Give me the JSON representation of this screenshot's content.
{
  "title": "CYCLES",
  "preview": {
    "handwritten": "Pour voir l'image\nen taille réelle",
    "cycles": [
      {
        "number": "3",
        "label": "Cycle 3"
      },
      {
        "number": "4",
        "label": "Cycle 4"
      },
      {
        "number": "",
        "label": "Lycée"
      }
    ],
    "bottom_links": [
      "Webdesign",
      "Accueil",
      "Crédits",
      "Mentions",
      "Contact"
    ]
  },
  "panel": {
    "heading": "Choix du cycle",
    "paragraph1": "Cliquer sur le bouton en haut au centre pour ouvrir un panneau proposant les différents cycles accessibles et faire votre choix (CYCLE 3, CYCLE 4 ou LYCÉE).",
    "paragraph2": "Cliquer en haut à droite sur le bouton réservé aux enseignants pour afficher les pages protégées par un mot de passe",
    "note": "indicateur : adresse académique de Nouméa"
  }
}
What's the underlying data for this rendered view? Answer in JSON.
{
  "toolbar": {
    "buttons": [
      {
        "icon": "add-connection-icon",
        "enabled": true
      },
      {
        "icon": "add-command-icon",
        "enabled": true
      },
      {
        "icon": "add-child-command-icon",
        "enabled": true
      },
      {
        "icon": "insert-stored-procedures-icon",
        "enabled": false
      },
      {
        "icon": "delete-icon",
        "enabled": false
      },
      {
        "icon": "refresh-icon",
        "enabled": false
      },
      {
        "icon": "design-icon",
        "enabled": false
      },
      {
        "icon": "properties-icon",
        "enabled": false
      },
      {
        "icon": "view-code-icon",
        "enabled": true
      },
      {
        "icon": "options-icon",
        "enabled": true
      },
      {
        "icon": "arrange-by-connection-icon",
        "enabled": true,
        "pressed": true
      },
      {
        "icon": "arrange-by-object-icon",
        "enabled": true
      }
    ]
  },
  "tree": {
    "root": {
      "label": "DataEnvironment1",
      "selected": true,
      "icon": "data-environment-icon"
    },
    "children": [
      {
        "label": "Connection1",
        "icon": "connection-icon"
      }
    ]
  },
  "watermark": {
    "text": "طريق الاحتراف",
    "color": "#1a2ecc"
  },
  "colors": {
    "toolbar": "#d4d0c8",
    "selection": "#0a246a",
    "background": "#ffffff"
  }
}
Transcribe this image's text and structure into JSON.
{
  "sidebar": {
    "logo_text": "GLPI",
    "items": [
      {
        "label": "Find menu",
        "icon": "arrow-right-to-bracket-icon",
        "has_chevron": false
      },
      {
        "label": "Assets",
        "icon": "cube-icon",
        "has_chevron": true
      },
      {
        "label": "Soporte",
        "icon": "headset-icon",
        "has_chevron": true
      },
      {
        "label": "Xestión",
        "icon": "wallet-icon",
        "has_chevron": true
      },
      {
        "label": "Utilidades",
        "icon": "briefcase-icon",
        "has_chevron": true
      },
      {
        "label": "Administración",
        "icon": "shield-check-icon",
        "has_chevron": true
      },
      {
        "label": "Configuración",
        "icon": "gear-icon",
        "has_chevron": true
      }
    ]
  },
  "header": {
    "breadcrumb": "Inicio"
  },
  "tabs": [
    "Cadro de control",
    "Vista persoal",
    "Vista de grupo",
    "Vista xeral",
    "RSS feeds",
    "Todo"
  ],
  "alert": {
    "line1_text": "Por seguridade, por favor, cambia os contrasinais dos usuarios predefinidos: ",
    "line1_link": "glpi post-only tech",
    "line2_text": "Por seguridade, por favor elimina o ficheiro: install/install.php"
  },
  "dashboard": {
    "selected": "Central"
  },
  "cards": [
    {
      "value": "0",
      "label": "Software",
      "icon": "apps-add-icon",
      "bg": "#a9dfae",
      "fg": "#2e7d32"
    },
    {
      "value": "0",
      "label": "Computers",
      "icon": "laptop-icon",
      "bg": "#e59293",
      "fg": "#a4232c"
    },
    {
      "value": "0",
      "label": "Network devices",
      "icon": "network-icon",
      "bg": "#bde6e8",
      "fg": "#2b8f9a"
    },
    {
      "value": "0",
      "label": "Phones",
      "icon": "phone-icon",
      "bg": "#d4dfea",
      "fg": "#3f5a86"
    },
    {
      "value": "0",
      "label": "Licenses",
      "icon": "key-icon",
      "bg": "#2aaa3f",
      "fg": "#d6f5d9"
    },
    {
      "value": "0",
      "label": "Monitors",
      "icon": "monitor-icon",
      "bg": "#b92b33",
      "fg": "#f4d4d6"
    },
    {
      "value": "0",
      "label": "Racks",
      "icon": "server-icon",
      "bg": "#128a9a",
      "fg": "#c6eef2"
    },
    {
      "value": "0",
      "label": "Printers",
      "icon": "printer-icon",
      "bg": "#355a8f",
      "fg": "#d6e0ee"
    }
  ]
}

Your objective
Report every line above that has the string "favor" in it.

Answer to the exercise
    "line1_text": "Por seguridade, por favor, cambia os contrasinais dos usuarios predefinidos: ",
    "line2_text": "Por seguridade, por favor elimina o ficheiro: install/install.php"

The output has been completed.